* To close 1.5 bln dhs rights issue by early Dec - CEO
* No other plans to raise money for capital or liquidity
* 2017 to be "tough" year for bank; but no more job cuts
By Tom Arnold
DUBAI, Oct 10 Emirates Islamic (EI),
the shariah-compliant arm of Dubai's largest lender, plans to
complete a 1.5 billion dirham ($408 million) fundraising from
existing shareholders by early December, its chief executive
told Reuters on Monday.
EI, owned by Emirates NBD, is the latest Gulf
lender seeking to boost its capital after a period of strong
lending and amid weakening economic growth.
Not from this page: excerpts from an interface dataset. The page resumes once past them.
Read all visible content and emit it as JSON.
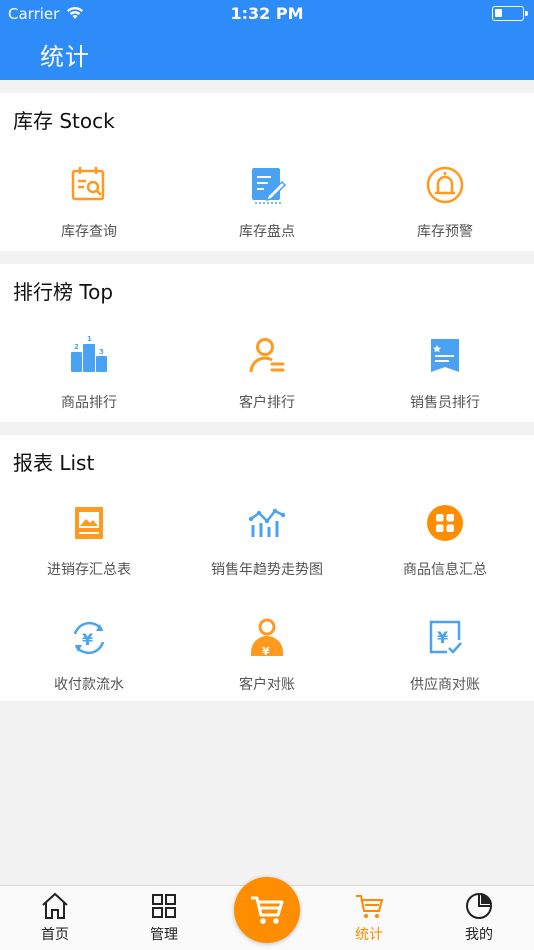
{
  "status": {
    "carrier": "Carrier",
    "time": "1:32 PM"
  },
  "header": {
    "title": "统计"
  },
  "sections": [
    {
      "title": "库存 Stock",
      "items": [
        {
          "label": "库存查询",
          "icon": "inventory-search-icon"
        },
        {
          "label": "库存盘点",
          "icon": "inventory-count-icon"
        },
        {
          "label": "库存预警",
          "icon": "inventory-alarm-icon"
        }
      ]
    },
    {
      "title": "排行榜 Top",
      "items": [
        {
          "label": "商品排行",
          "icon": "podium-icon"
        },
        {
          "label": "客户排行",
          "icon": "customer-ranking-icon"
        },
        {
          "label": "销售员排行",
          "icon": "badge-list-icon"
        }
      ]
    },
    {
      "title": "报表 List",
      "items": [
        {
          "label": "进销存汇总表",
          "icon": "picture-report-icon"
        },
        {
          "label": "销售年趋势走势图",
          "icon": "trend-chart-icon"
        },
        {
          "label": "商品信息汇总",
          "icon": "grid-circle-icon"
        },
        {
          "label": "收付款流水",
          "icon": "yuan-cycle-icon"
        },
        {
          "label": "客户对账",
          "icon": "customer-yuan-icon"
        },
        {
          "label": "供应商对账",
          "icon": "yuan-check-icon"
        }
      ]
    }
  ],
  "tabs": [
    {
      "label": "首页",
      "icon": "home-icon"
    },
    {
      "label": "管理",
      "icon": "grid-icon"
    },
    {
      "label": "统计",
      "icon": "cart-icon",
      "active": true
    },
    {
      "label": "我的",
      "icon": "pie-icon"
    }
  ],
  "fab": {
    "icon": "cart-icon"
  },
  "colors": {
    "primary": "#2d8cf7",
    "accent": "#ff8d00",
    "blue_icon": "#4aa3f2"
  }
}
Banks are also
beefing up reserves to meet new global regulations.
Jamal bin Ghalaita said EI was not expecting a pick up in
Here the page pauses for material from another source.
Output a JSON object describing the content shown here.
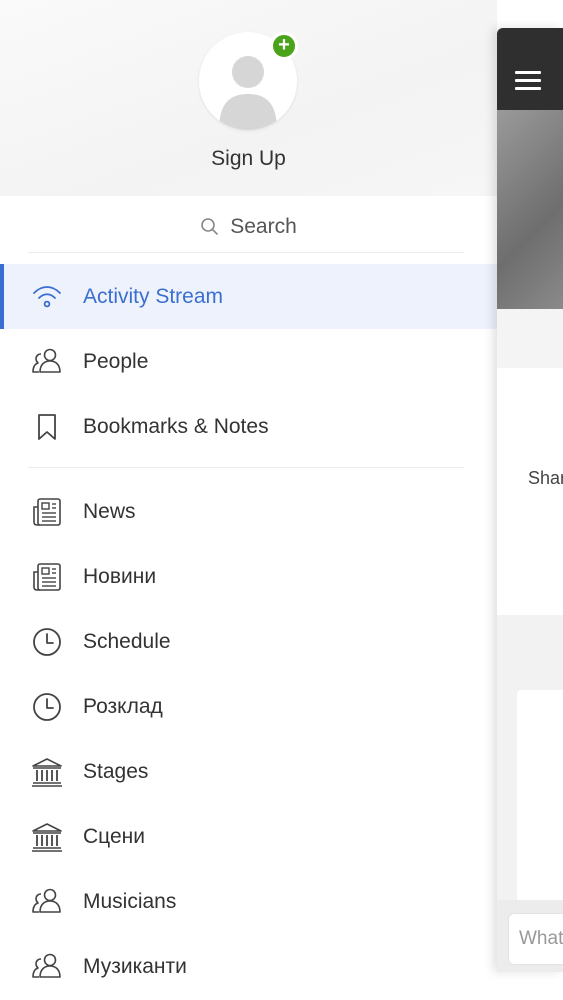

the banking market until the second half of 2017 at the
earliest, once an upswing in oil prices happens.
EI announced plans for the rights issue on Thursday, saying
it would increase its paid up share capital to 5.43 billion
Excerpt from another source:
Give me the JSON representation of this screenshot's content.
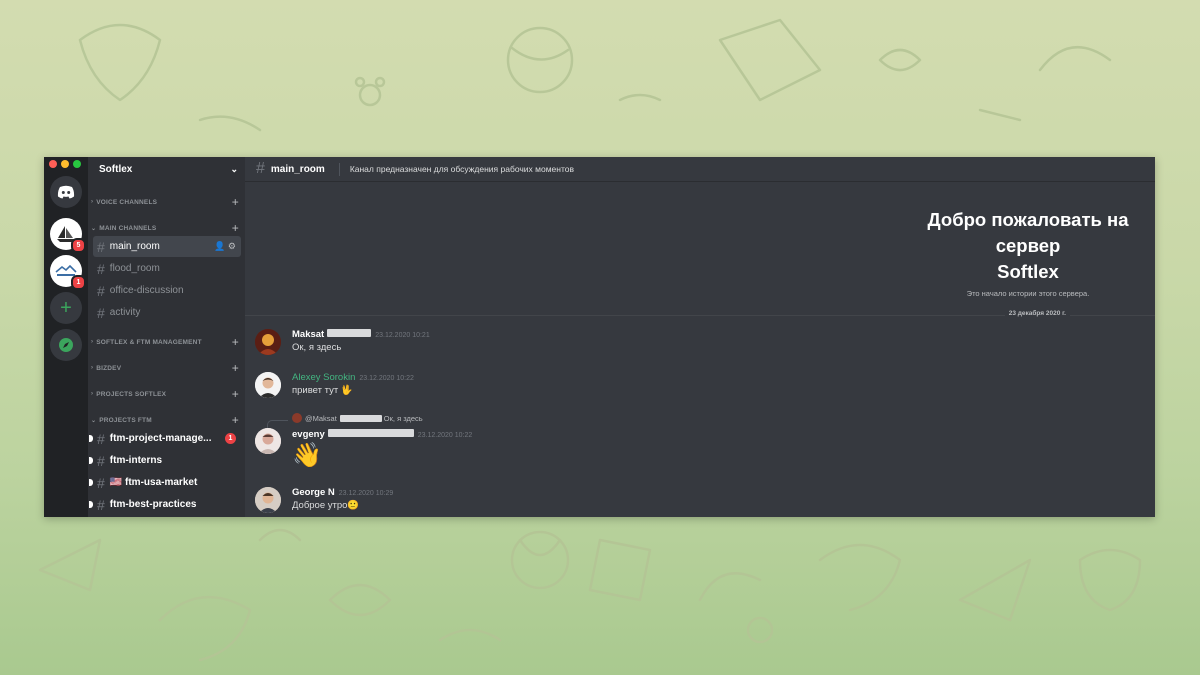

dirhams from 3.93 billion.
After raising $250 million from an Islamic bond tap in
August, Ghalaita said the bank had no further plans to raise
money from the market.
"All Islamic banks have been growing their assets, hence all
of them have increased their capital, including EI," he said in
"We are also going though Basel III and IFRS 9, all of this
requires you to allocate more capital," he added, referring to
international banking regulations.
Banks in the United Arab Emirates (UAE) are gearing up to
fully comply with Basel III by the end of 2018, while lenders
globally are preparing for a change to international accounting
rules, known as IFRS 9, governing bad loans due to take effect
on Jan. 1, 2018.
EI's capital adequacy ratio stood at 13.2 percent at the end
of 2015, above the 12 percent minimum required by the UAE
Banks in the Gulf have suffered as a slump in oil prices has
prompted governments to reel in spending in a bid to plug huge
budget deficits. EI, which has recorded falling net profits for
the past three quarters, is due to report third-quarter results
later this month.
Ghalaita said the outlook remained uncertain.
"Generally, 2017 will be a tough year until we see how the
commodity market reacts," he said.
"By the middle of 2017 we are expecting the commodity market
to recover and expect people to be tight on spending until then.
We are financing retailers, manufacturers, and if they are
growing we will be able to finance it."
Ghalaita said EI planned no further job losses after some
cuts mainly within the department servicing small and
Reuters reported in August EI had laid off more than 100
people. Earlier in the year, it shed around 200 jobs.
(Editing by Mark Potter)